● About this exercise: Copy out, from the entries below, each line that holds the string "text".

● Recorded data:
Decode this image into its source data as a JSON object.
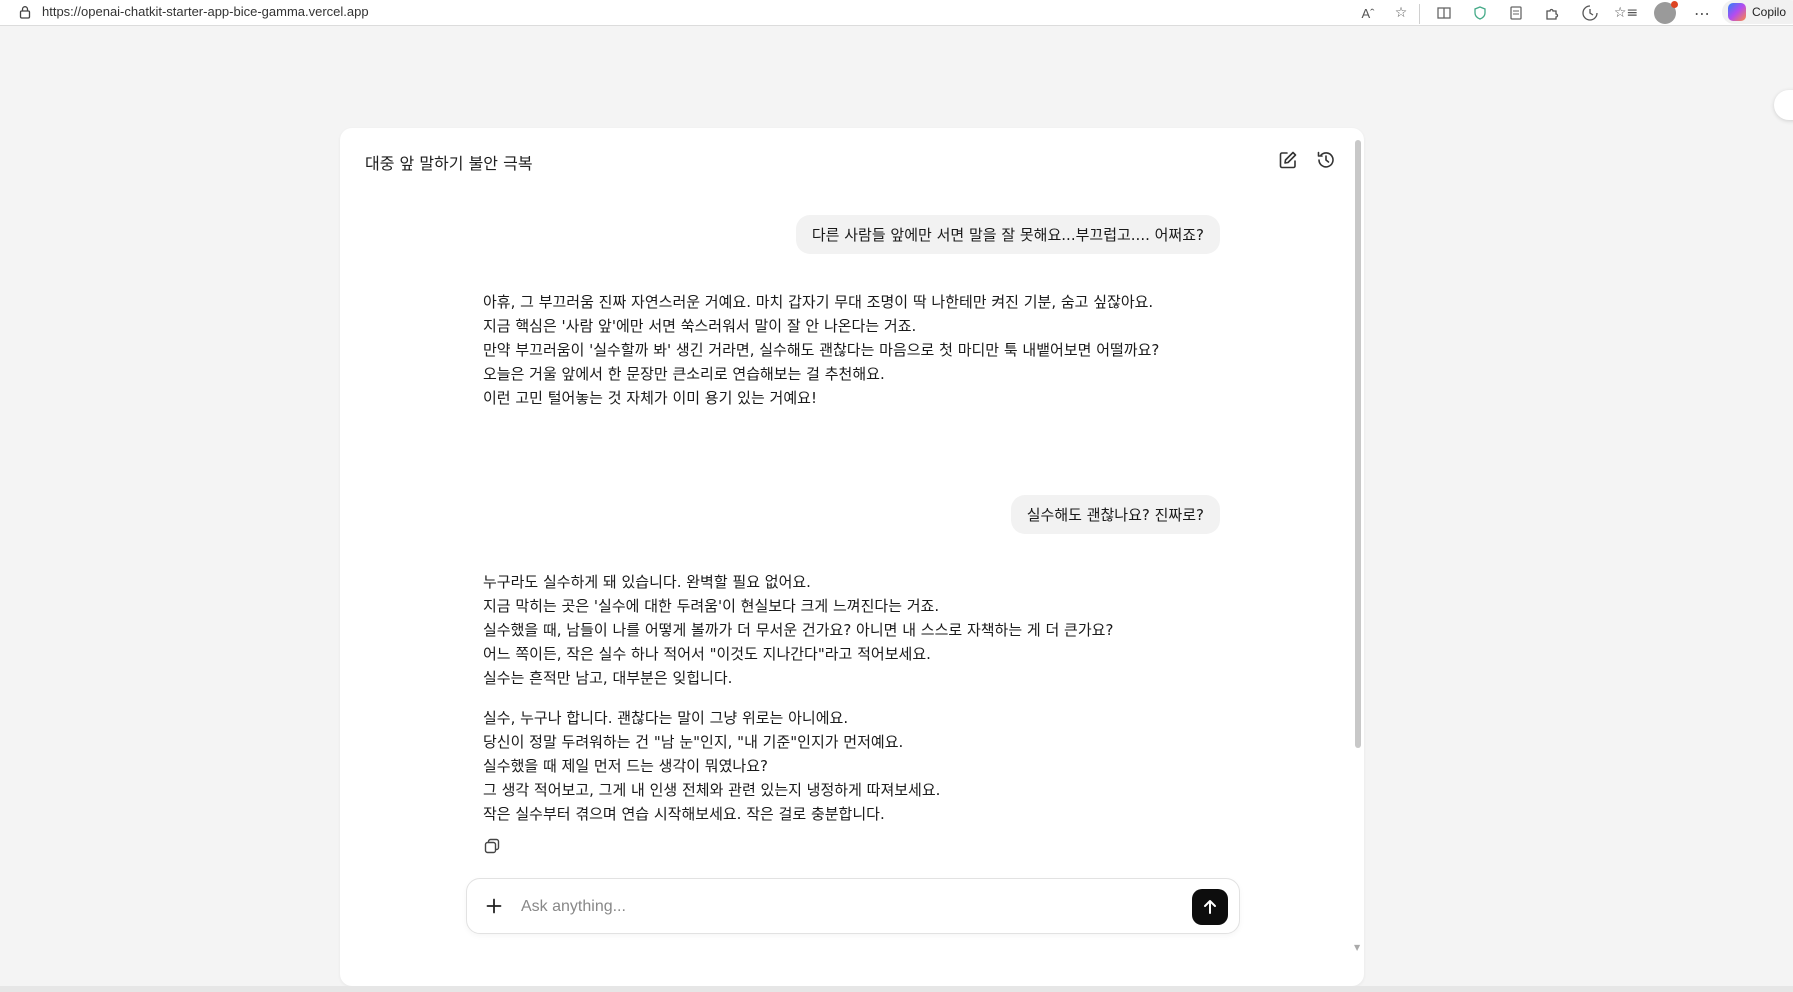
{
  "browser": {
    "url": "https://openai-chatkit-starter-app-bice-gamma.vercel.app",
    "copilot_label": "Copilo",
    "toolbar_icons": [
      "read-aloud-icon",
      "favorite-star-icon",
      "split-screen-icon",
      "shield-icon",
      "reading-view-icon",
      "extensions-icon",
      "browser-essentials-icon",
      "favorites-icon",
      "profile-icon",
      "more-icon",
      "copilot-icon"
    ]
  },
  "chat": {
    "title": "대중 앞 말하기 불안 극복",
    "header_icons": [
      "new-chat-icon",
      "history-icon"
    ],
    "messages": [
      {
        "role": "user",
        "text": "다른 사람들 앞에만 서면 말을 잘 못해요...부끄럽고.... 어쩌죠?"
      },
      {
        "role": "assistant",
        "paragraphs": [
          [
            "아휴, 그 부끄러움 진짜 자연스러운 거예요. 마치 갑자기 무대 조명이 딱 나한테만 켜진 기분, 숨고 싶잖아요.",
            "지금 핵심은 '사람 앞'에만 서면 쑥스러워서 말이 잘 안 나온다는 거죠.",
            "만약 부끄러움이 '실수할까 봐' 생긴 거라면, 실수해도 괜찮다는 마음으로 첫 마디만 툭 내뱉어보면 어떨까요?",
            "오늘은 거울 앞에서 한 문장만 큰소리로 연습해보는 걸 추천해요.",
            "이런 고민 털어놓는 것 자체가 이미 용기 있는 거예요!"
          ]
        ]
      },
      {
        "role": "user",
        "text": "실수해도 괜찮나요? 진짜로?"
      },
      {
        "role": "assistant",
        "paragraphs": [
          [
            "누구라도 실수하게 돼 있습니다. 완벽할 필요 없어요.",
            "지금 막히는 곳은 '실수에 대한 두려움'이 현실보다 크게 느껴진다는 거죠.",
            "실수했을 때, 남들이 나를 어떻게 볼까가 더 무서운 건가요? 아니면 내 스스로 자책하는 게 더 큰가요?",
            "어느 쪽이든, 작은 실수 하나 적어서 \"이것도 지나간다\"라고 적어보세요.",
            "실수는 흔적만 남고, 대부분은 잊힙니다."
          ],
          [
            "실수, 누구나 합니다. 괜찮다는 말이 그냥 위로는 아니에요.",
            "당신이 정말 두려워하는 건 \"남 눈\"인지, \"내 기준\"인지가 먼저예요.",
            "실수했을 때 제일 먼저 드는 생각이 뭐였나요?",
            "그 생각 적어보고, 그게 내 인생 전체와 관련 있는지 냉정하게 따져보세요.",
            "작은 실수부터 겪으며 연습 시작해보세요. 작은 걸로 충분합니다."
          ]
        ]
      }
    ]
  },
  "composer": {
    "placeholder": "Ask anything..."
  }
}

● Answer section:
        "text": "다른 사람들 앞에만 서면 말을 잘 못해요...부끄럽고.... 어쩌죠?"
        "text": "실수해도 괜찮나요? 진짜로?"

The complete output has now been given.